Abu Dhabi: As Ramadan begins in the UAE, the Public Prosecution has issued warning against begging saying that begging can lead one to jail and hefty fine.
Under Article 475 of Federal Decree-Law No. 31 of 2021 Promulgating Penal Code, begging is a punishable offence with a jail sentence of up to three months and a fine of not less than Dh5,000.
The Public Prosecution has emphasised that begging in any manner or way is strictly prohibited and individuals caught begging will be prosecuted.
The warning also highlighted that the crime of begging will be considered an aggravating circumstance if a beggar appears healthy or has an apparent source of living, fakes injuries or permanent disabilities, pretends to provide a service to a third party, or uses any other way of deception and fraud to gain sympathy.
Earlier last week, Dubai Police launched its annual anti-begging campaign to raise awareness of the illegal practice, which noticeably grows during Ramadan.
During a press conference at the Dubai Police Headquarters last week, Brigadier Saeed Suhail Al Ayali, Deputy Director of the General Department of Criminal Investigation for Administration and Control Affairs, revealed that 604 individuals, including 382 beggars and 222 street peddlers, were arrested during last year’s Ramadan.
Also last during Ramadan, Dubai Police received 2,235 reports related to begging, including 1,956 reports through the (901) call centre and 279 via the ‘Police Eye’ service.
Brigadier Al Ayali stressed that begging is a crime that infiltrates society and usually increases during Ramadan, and the areas that beggars frequent most during the holy month are usually mosques, markets, residential neighbourhoods, Ramadan tents, and parking lots.

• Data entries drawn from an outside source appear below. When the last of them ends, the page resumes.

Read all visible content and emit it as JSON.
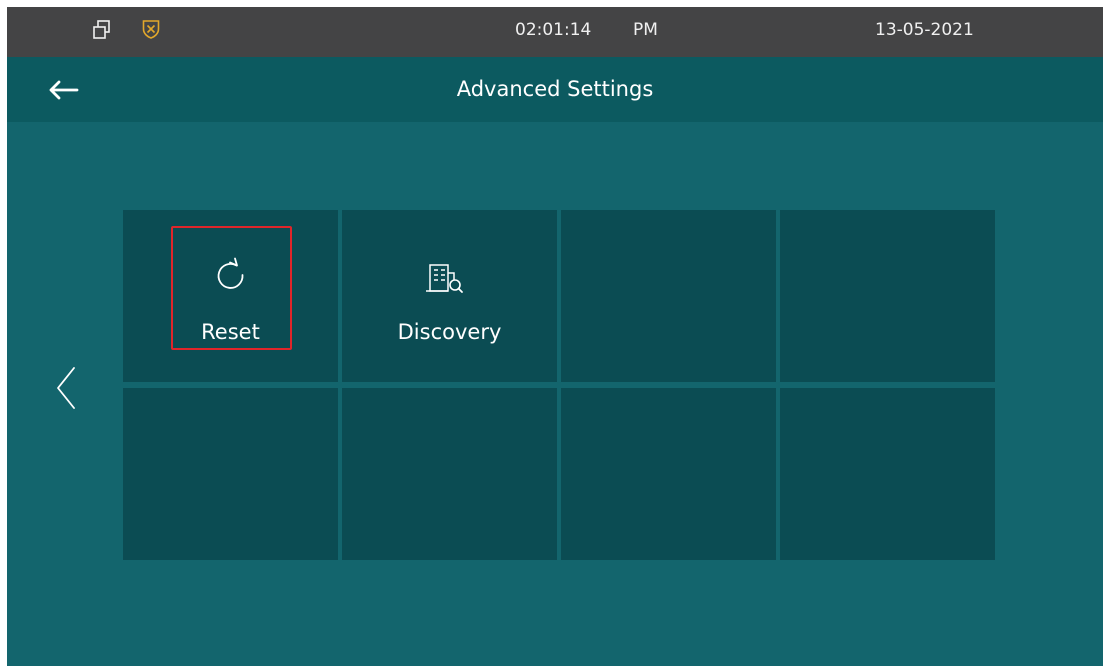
{
  "status_bar": {
    "time": "02:01:14",
    "meridiem": "PM",
    "date": "13-05-2021",
    "icons": [
      "window-icon",
      "shield-icon"
    ]
  },
  "header": {
    "back_icon": "arrow-left-icon",
    "title": "Advanced Settings"
  },
  "navigation": {
    "prev_icon": "chevron-left-icon"
  },
  "grid": {
    "tiles": [
      {
        "label": "Reset",
        "icon": "reset-icon",
        "highlighted": true
      },
      {
        "label": "Discovery",
        "icon": "discovery-icon"
      },
      {
        "label": ""
      },
      {
        "label": ""
      },
      {
        "label": ""
      },
      {
        "label": ""
      },
      {
        "label": ""
      },
      {
        "label": ""
      }
    ]
  },
  "colors": {
    "background": "#13656d",
    "status_bar": "#444445",
    "title_bar": "#0c5a60",
    "tile": "#0b4c53",
    "highlight": "#e0252a",
    "shield_icon": "#e3a82b"
  }
}
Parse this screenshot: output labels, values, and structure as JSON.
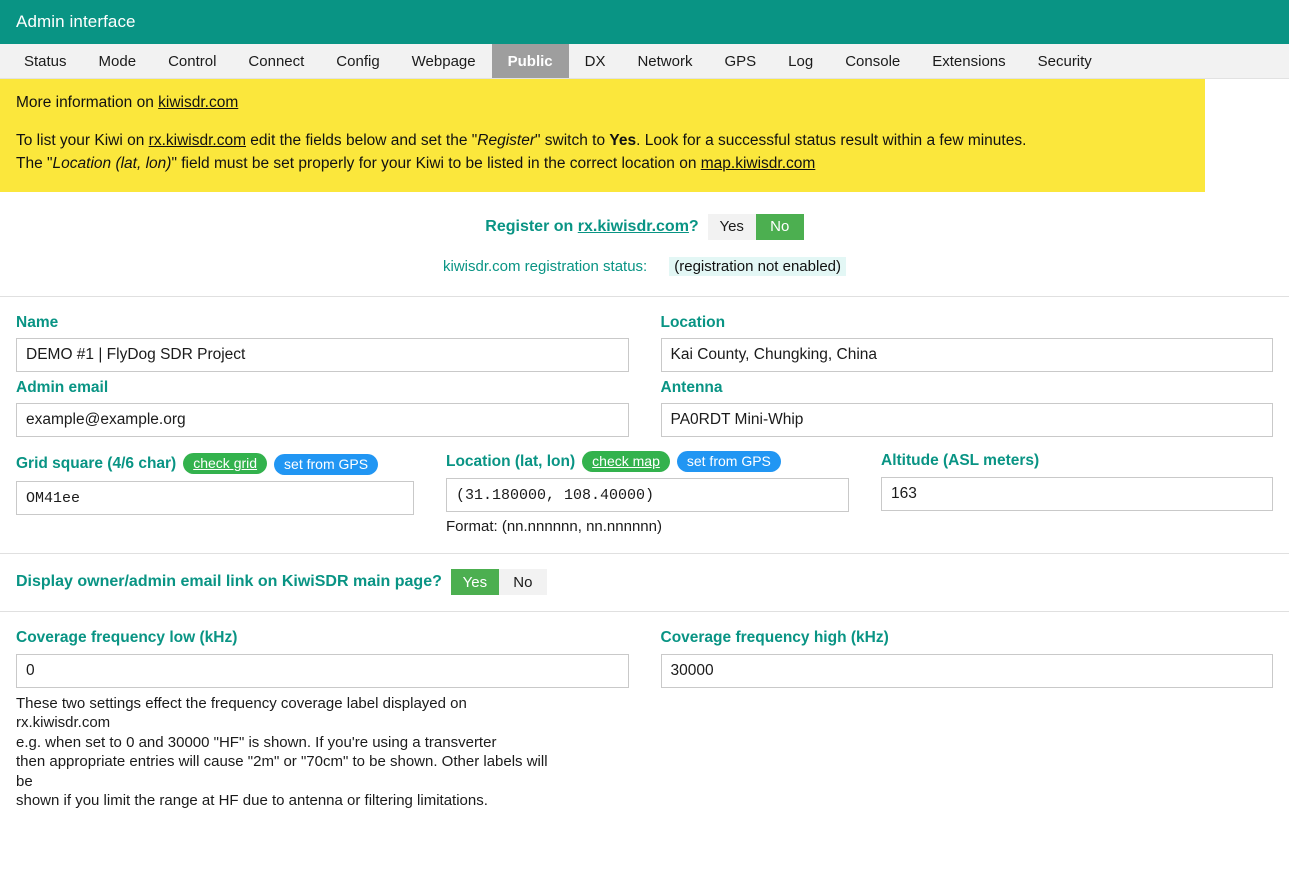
{
  "header": {
    "title": "Admin interface"
  },
  "tabs": [
    {
      "label": "Status",
      "active": false
    },
    {
      "label": "Mode",
      "active": false
    },
    {
      "label": "Control",
      "active": false
    },
    {
      "label": "Connect",
      "active": false
    },
    {
      "label": "Config",
      "active": false
    },
    {
      "label": "Webpage",
      "active": false
    },
    {
      "label": "Public",
      "active": true
    },
    {
      "label": "DX",
      "active": false
    },
    {
      "label": "Network",
      "active": false
    },
    {
      "label": "GPS",
      "active": false
    },
    {
      "label": "Log",
      "active": false
    },
    {
      "label": "Console",
      "active": false
    },
    {
      "label": "Extensions",
      "active": false
    },
    {
      "label": "Security",
      "active": false
    }
  ],
  "banner": {
    "line1_pre": "More information on ",
    "line1_link": "kiwisdr.com",
    "p2_a": "To list your Kiwi on ",
    "p2_link": "rx.kiwisdr.com",
    "p2_b": " edit the fields below and set the \"",
    "p2_em": "Register",
    "p2_c": "\" switch to ",
    "p2_strong": "Yes",
    "p2_d": ". Look for a successful status result within a few minutes.",
    "p3_a": "The \"",
    "p3_em": "Location (lat, lon)",
    "p3_b": "\" field must be set properly for your Kiwi to be listed in the correct location on ",
    "p3_link": "map.kiwisdr.com"
  },
  "register": {
    "label_pre": "Register on ",
    "label_link": "rx.kiwisdr.com",
    "label_post": "?",
    "yes": "Yes",
    "no": "No",
    "selected": "No",
    "status_label": "kiwisdr.com registration status:",
    "status_value": "(registration not enabled)"
  },
  "fields": {
    "name": {
      "label": "Name",
      "value": "DEMO #1 | FlyDog SDR Project"
    },
    "location": {
      "label": "Location",
      "value": "Kai County, Chungking, China"
    },
    "admin_email": {
      "label": "Admin email",
      "value": "example@example.org",
      "placeholder": "example@example.org"
    },
    "antenna": {
      "label": "Antenna",
      "value": "PA0RDT Mini-Whip"
    },
    "grid_square": {
      "label": "Grid square (4/6 char)",
      "check_badge": "check grid",
      "gps_badge": "set from GPS",
      "value": "OM41ee"
    },
    "lat_lon": {
      "label": "Location (lat, lon)",
      "check_badge": "check map",
      "gps_badge": "set from GPS",
      "value": "(31.180000, 108.40000)",
      "hint": "Format: (nn.nnnnnn, nn.nnnnnn)"
    },
    "altitude": {
      "label": "Altitude (ASL meters)",
      "value": "163"
    }
  },
  "email_link": {
    "label": "Display owner/admin email link on KiwiSDR main page?",
    "yes": "Yes",
    "no": "No",
    "selected": "Yes"
  },
  "coverage": {
    "low_label": "Coverage frequency low (kHz)",
    "low_value": "0",
    "high_label": "Coverage frequency high (kHz)",
    "high_value": "30000",
    "note1": "These two settings effect the frequency coverage label displayed on",
    "note2": "rx.kiwisdr.com",
    "note3": "e.g. when set to 0 and 30000 \"HF\" is shown. If you're using a transverter",
    "note4": "then appropriate entries will cause \"2m\" or \"70cm\" to be shown. Other labels will",
    "note5": "be",
    "note6": "shown if you limit the range at HF due to antenna or filtering limitations."
  },
  "colors": {
    "header_teal": "#099484",
    "banner_yellow": "#fbe73c",
    "accent_green": "#4caf50",
    "badge_green": "#33b24d",
    "badge_blue": "#2196f3",
    "tab_active": "#9e9e9e"
  }
}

He warned residents not to sympathise or be deceived by beggars and said that such illegal acts can lead to other crimes such as burglary and exploitation of vulnerable groups.